In this time of rest and healing, we are being intentional about holding each other accountable about time in the Bible--both alone and together. This week, we spent some time in Psalm 18. One of the things I love about God is that He is never surprised. He is the One holding the master plan. He has given us affirmation and confirmation as we have needed it. He has joined our family closer together. He has revealed His beauty to us and is continuing to encourage us. Psalm 18 was written by David. It was most likely written towards the end of His life. Very similar words can be found in 2 Samuel 22. Anytime I teach, I like to say that if God put something in the Bible more than once, it's His way of yelling--PAY ATTENTION!!! READ THIS!!! APPLY IT!!! That's my interpretation, at least. Both passages sing praise to God for deliverance and strength. I loved reading this passage because it reminded me of God's faithfulness. He was faithful in my childhood filled with lovely memories. He was faithful in my teen years when I was not. He was faithful in bringing this family together. He is being faithful in guiding us on our current journey. In Psalm 18, there are so many great "one-liners" to point readers to His faithfulness and strength. If you need some refreshment and to be fired up at the same time, take some time to read this Psalm! How can you go wrong with a passage that starts with: "I love you, Lord, my strength. The Lord is my rock, my fortress and my deliverer..."?
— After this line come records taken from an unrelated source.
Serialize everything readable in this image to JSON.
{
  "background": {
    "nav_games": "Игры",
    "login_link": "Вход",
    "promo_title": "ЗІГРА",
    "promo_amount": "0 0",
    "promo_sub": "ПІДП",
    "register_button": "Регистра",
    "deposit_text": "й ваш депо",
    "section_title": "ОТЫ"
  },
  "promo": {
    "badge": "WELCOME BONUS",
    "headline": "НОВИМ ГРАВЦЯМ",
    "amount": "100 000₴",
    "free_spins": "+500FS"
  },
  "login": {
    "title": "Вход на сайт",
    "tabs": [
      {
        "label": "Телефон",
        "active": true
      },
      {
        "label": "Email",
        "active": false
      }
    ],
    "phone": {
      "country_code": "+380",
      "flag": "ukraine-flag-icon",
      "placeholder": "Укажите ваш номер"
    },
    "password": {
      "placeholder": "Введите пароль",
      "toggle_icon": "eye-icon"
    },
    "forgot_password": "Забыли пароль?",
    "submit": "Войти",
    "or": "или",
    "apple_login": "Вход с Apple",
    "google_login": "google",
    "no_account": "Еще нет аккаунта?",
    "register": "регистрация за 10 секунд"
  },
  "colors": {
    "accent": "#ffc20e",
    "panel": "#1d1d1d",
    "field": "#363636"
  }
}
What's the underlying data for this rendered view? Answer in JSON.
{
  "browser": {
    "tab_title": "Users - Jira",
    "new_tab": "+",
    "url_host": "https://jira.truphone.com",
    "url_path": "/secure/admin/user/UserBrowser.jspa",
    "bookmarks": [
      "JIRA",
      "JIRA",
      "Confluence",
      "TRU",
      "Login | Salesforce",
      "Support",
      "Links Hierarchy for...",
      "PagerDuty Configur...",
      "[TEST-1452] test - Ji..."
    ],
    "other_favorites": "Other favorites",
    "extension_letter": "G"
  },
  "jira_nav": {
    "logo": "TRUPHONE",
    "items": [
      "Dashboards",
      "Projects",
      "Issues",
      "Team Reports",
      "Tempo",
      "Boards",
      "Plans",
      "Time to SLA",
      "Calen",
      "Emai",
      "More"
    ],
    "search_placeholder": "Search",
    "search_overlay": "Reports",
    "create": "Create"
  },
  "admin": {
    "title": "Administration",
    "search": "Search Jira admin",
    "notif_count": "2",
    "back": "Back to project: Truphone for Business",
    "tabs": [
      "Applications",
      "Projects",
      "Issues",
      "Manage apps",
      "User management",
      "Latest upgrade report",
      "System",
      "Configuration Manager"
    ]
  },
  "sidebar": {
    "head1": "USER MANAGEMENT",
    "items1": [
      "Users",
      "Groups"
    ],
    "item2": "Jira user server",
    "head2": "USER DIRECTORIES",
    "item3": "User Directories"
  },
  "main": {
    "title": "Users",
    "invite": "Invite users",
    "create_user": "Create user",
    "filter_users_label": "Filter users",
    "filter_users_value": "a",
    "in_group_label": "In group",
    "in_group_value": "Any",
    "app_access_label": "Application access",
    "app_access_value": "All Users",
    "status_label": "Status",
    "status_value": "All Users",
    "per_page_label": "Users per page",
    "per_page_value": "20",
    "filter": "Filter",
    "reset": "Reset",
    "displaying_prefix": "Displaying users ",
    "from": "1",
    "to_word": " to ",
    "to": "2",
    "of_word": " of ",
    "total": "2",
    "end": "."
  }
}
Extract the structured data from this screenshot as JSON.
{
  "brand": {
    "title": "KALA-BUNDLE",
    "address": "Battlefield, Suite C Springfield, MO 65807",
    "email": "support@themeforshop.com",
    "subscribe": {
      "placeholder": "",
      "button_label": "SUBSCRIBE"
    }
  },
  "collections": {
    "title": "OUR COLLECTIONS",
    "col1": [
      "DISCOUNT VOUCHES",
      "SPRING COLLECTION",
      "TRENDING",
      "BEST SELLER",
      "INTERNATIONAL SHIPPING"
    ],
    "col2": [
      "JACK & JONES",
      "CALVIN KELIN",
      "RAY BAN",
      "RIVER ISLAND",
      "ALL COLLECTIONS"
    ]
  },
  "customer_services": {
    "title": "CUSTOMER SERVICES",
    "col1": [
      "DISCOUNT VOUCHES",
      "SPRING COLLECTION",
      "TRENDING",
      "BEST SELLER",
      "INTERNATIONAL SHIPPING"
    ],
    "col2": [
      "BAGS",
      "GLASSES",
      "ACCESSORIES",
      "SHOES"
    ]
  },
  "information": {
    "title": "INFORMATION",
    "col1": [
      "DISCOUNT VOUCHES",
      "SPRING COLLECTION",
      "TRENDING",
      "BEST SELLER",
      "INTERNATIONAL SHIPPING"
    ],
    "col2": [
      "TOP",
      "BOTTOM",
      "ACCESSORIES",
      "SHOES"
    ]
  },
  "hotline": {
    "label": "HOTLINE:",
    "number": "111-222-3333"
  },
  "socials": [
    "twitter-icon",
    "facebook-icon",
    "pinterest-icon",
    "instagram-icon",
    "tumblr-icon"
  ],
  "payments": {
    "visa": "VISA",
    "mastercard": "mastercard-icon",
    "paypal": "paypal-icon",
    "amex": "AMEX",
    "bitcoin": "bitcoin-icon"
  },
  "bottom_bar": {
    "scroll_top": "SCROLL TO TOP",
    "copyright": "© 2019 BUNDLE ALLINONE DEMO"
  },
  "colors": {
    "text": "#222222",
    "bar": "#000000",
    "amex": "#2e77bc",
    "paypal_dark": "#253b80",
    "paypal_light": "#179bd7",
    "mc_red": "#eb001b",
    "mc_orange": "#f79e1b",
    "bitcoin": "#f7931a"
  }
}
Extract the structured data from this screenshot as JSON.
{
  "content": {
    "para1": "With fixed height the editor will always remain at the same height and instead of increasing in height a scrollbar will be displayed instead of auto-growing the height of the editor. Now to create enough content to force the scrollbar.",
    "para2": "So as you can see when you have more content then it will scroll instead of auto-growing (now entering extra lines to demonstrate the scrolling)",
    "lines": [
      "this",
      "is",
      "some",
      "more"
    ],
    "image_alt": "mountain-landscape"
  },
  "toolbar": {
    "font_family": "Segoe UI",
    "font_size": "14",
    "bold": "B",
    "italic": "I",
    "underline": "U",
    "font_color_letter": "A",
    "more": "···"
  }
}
P.S. Don't you just love my "models". Thank you to Titus, Cecely and Hannah P. for working so hard, for putting Jesus first, and for making my job as a Mama look pretty easy. I love you!